##### THE DATA

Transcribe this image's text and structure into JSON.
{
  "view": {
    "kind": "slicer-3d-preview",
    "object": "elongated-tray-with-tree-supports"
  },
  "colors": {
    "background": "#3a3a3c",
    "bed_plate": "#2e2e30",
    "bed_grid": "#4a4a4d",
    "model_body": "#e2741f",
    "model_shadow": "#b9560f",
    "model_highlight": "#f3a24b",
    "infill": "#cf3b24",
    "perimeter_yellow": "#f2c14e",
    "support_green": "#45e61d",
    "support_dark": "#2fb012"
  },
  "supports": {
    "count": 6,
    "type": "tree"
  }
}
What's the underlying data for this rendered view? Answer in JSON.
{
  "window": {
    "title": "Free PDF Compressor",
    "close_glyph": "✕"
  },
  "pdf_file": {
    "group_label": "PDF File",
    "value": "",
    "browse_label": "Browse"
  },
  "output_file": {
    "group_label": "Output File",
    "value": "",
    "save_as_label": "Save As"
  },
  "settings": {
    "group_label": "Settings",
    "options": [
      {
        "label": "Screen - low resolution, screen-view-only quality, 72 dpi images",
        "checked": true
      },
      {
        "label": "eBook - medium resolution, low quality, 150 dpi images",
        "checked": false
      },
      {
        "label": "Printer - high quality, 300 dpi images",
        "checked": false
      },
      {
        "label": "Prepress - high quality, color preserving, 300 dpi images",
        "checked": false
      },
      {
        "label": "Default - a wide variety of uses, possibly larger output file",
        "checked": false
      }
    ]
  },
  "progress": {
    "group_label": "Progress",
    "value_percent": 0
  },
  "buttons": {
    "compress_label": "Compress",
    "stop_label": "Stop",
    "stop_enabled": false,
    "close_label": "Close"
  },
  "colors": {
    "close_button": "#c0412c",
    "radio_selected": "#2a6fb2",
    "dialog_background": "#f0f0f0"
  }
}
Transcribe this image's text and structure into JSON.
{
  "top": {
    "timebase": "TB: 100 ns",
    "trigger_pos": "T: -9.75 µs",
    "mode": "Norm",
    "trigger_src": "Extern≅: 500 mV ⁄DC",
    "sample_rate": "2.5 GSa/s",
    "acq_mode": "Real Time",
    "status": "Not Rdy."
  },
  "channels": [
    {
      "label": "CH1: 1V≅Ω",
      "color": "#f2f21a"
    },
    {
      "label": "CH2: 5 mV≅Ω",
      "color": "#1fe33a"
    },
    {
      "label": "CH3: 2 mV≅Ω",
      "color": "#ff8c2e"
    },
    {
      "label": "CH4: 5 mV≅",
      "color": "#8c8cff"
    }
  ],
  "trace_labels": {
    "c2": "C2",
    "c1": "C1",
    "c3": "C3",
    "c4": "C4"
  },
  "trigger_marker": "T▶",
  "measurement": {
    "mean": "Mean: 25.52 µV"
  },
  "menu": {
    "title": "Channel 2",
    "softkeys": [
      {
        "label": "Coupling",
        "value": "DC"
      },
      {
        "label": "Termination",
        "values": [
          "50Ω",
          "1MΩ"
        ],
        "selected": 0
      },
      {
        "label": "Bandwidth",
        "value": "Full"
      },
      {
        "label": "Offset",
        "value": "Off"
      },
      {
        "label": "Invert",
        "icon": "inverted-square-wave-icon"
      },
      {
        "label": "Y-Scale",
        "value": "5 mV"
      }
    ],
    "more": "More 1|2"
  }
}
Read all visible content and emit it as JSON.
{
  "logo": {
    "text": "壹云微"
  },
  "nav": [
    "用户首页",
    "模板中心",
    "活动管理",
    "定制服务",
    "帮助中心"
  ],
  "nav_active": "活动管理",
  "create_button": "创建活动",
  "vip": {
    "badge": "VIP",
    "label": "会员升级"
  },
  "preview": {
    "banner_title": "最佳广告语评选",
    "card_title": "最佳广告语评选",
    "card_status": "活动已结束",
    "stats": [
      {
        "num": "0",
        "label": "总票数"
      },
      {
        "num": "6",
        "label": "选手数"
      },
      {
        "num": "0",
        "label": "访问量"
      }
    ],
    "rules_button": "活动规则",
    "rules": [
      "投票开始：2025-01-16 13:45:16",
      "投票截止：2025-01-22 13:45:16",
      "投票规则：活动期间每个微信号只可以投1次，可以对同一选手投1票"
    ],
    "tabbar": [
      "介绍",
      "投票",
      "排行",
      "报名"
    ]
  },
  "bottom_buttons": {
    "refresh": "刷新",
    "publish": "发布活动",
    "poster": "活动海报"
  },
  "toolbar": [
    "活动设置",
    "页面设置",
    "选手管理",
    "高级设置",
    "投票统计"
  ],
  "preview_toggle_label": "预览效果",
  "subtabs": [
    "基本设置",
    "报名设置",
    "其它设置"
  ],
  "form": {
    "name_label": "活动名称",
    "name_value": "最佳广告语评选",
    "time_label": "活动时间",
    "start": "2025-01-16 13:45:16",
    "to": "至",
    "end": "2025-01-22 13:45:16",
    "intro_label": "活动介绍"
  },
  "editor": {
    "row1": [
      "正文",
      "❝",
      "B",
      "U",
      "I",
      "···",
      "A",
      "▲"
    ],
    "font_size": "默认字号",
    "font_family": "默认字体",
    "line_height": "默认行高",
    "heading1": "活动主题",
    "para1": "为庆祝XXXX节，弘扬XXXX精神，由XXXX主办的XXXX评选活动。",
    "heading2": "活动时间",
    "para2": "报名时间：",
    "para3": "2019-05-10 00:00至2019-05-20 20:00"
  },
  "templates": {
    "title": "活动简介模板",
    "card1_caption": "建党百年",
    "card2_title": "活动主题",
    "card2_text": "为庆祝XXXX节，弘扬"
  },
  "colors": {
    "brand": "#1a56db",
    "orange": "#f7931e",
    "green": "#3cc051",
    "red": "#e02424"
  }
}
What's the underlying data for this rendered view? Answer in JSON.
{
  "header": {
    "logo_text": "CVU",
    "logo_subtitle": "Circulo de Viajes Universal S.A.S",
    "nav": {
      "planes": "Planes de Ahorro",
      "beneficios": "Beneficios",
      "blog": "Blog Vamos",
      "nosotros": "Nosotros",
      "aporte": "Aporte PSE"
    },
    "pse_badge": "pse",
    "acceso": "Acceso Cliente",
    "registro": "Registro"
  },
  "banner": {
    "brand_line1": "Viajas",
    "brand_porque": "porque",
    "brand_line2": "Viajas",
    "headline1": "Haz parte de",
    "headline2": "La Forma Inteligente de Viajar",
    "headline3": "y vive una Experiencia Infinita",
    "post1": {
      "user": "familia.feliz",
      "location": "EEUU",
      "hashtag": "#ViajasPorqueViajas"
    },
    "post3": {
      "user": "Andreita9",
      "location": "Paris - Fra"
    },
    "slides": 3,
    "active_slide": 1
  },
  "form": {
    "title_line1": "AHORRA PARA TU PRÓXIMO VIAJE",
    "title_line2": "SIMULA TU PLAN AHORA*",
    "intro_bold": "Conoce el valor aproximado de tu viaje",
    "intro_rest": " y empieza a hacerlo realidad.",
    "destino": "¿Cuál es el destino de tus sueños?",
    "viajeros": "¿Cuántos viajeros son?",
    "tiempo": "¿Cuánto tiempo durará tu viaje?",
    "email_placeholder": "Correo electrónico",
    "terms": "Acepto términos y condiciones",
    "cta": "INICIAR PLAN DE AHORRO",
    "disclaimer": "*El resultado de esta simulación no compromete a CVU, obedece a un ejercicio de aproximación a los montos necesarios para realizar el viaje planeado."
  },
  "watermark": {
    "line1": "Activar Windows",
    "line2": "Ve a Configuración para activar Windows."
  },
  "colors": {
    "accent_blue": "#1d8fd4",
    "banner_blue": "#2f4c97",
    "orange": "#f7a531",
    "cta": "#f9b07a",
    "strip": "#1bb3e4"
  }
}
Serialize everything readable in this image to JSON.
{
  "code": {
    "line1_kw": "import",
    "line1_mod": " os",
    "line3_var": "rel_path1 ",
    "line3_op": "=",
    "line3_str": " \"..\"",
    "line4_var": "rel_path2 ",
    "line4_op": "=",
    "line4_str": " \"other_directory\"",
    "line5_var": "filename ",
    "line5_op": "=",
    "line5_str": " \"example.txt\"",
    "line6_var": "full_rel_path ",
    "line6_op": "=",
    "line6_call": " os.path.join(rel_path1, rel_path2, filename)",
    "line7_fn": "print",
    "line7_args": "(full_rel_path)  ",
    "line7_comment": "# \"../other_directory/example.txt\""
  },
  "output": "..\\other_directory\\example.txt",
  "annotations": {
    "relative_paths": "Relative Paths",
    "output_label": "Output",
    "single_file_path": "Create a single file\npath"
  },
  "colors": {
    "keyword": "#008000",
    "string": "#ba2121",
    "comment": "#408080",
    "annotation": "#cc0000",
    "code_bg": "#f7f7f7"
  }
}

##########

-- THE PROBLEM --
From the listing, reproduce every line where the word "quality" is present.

-- PROBLEM SOLUTION --
        "label": "Screen - low resolution, screen-view-only quality, 72 dpi images",
        "label": "eBook - medium resolution, low quality, 150 dpi images",
        "label": "Printer - high quality, 300 dpi images",
        "label": "Prepress - high quality, color preserving, 300 dpi images",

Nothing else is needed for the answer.